[BRIEF]
Which lines of the material hold the word "range"? Copy each one.

[THE DATA]
+-------+

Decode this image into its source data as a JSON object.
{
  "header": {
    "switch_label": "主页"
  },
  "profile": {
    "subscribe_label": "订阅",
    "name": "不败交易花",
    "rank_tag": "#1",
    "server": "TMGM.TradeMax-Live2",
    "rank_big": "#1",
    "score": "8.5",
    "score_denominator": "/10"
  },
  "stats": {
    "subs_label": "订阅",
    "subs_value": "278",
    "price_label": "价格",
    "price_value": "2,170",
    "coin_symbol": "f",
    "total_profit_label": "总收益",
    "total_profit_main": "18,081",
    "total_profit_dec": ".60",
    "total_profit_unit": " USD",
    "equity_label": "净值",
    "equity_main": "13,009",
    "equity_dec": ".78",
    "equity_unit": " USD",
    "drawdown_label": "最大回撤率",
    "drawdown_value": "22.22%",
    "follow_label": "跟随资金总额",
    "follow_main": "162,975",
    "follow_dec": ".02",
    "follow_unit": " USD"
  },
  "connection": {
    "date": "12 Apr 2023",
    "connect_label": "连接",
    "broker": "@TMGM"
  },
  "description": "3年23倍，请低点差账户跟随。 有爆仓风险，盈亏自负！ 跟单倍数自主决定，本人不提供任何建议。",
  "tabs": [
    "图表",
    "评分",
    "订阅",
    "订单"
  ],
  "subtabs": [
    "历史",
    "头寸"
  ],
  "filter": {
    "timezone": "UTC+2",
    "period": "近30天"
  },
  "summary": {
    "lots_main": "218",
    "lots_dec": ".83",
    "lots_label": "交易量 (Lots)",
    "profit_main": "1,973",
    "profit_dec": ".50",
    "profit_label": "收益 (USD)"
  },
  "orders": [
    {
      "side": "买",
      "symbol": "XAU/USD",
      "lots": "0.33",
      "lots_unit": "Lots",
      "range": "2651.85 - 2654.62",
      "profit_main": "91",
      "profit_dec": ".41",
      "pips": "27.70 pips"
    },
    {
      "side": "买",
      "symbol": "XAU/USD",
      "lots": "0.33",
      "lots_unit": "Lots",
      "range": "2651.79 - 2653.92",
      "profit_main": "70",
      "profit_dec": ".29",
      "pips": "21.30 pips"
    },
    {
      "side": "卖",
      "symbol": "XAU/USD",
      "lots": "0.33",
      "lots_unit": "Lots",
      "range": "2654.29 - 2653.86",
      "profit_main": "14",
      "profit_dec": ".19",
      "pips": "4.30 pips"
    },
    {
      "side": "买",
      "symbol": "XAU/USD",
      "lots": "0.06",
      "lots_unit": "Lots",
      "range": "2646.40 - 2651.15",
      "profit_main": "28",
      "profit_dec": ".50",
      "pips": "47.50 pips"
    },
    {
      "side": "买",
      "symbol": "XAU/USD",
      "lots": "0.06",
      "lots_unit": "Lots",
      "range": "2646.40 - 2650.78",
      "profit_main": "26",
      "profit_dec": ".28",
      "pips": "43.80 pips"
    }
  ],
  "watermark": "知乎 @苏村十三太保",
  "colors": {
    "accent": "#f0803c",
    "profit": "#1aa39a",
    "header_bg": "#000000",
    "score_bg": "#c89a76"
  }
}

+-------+

[SOLVED PROBLEM]
      "range": "2651.85 - 2654.62",
      "range": "2651.79 - 2653.92",
      "range": "2654.29 - 2653.86",
      "range": "2646.40 - 2651.15",
      "range": "2646.40 - 2650.78",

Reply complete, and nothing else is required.